Adhortatio is an exhortationOpens in new window accompanied by good reasons, short of threats or promises, primarily intended to rouse or persuade someone strongly to do something.

Adhortatio is derived from Greek (and Latin: Exhortation) basically meaning to exhort people to do something presumably for their benefit. It shares similarity with protropeOpens in new window — an exhortation that is accompanied by threats/and or promises.

Notable Examples of Adhortatio
  • “In dwelling, live close to the ground.
    In thinking, keep to the simple.
    In governing, don’t try to control.
    In work, do what you enjoy.
    In family life, be completely present.”
  • — (Tao Te Ching)

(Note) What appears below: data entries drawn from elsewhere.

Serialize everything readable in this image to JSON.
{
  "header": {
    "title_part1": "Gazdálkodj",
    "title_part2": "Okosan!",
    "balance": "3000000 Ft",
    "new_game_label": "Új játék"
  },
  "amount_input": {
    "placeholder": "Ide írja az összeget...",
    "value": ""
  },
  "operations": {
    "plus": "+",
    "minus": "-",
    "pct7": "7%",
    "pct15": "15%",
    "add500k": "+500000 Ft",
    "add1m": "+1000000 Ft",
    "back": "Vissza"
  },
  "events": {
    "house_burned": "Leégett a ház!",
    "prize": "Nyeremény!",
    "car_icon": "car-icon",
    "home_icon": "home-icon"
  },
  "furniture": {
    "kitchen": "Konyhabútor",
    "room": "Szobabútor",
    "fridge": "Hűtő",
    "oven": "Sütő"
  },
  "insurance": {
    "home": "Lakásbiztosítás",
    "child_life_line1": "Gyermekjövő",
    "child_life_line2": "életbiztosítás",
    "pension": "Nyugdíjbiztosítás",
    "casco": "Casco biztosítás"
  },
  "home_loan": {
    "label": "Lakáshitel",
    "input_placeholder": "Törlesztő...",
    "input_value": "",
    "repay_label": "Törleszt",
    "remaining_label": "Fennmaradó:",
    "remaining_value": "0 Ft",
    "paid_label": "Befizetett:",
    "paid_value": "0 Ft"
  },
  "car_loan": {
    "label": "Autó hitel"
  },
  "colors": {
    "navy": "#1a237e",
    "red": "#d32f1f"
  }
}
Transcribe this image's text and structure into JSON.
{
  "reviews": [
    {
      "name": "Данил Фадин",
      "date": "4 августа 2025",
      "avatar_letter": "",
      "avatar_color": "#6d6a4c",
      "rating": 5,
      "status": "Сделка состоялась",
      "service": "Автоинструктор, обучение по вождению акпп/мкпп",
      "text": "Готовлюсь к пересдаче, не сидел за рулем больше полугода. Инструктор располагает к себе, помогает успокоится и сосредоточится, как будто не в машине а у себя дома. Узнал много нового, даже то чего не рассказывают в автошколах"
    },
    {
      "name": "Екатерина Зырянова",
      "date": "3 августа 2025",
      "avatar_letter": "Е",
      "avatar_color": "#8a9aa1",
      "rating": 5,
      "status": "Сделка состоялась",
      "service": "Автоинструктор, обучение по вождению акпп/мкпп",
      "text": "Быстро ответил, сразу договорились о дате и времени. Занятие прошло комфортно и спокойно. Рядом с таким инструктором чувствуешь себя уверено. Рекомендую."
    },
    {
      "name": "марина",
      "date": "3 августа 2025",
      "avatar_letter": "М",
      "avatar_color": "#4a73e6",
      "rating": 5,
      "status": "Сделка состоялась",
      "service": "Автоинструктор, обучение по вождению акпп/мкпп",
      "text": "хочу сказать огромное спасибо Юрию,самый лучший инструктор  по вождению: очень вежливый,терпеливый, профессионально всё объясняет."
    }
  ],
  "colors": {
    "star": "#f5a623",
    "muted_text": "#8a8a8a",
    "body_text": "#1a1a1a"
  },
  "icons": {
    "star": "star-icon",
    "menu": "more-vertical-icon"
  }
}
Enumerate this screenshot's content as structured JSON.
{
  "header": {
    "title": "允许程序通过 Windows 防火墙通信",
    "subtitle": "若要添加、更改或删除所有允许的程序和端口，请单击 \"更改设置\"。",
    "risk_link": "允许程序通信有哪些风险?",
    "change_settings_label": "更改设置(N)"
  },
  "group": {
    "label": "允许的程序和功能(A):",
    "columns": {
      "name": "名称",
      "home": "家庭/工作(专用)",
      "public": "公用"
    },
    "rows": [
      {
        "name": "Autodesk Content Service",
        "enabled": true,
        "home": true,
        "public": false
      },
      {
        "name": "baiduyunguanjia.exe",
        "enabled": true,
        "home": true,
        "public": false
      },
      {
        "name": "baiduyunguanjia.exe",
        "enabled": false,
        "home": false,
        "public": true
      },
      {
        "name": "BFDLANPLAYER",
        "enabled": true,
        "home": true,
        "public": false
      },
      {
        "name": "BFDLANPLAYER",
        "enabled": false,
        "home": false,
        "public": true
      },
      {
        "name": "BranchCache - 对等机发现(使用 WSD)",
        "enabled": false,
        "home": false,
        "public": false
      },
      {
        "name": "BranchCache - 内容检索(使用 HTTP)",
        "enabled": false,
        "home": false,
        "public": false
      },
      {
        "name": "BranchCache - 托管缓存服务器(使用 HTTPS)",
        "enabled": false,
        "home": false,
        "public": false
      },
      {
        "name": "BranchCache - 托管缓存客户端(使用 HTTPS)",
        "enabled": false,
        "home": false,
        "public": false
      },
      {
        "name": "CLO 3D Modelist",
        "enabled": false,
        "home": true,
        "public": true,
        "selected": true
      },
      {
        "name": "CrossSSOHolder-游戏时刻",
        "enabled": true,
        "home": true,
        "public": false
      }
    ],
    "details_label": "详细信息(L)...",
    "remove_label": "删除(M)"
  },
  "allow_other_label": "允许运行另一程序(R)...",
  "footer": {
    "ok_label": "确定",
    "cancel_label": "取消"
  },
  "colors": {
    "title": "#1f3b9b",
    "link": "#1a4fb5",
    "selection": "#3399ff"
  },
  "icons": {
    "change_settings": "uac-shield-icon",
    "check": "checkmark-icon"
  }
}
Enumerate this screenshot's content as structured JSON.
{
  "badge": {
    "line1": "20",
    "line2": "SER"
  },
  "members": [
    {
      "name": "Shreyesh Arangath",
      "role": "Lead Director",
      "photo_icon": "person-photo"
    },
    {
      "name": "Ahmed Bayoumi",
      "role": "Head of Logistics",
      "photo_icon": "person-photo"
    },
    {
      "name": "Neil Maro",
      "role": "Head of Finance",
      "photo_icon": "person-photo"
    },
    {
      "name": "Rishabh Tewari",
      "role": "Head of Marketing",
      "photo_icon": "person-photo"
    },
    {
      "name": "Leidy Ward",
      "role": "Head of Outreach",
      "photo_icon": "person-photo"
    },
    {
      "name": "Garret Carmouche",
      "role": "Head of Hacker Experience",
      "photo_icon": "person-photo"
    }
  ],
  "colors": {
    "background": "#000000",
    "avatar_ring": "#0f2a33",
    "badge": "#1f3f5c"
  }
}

  • “If you wish to write forcibly, Miss Zenobia, pay minute attention to the sensations.”
  • —(How to Write a Blackwood Article, 2:74)

  • “Look up, laugh loud, talk big, keep the color in your cheek and the fire in your eye, adorn your person, maintain your health, your beauty and your animal spirits.”
  • — (William Hazlitt)
Further Readings:
Silver Rhetoricae: AdhortatioOpens in new window
Brett Zimmerman | Edgar Allan Poe: Rhetoric and Style: AdhortatioOpens in new window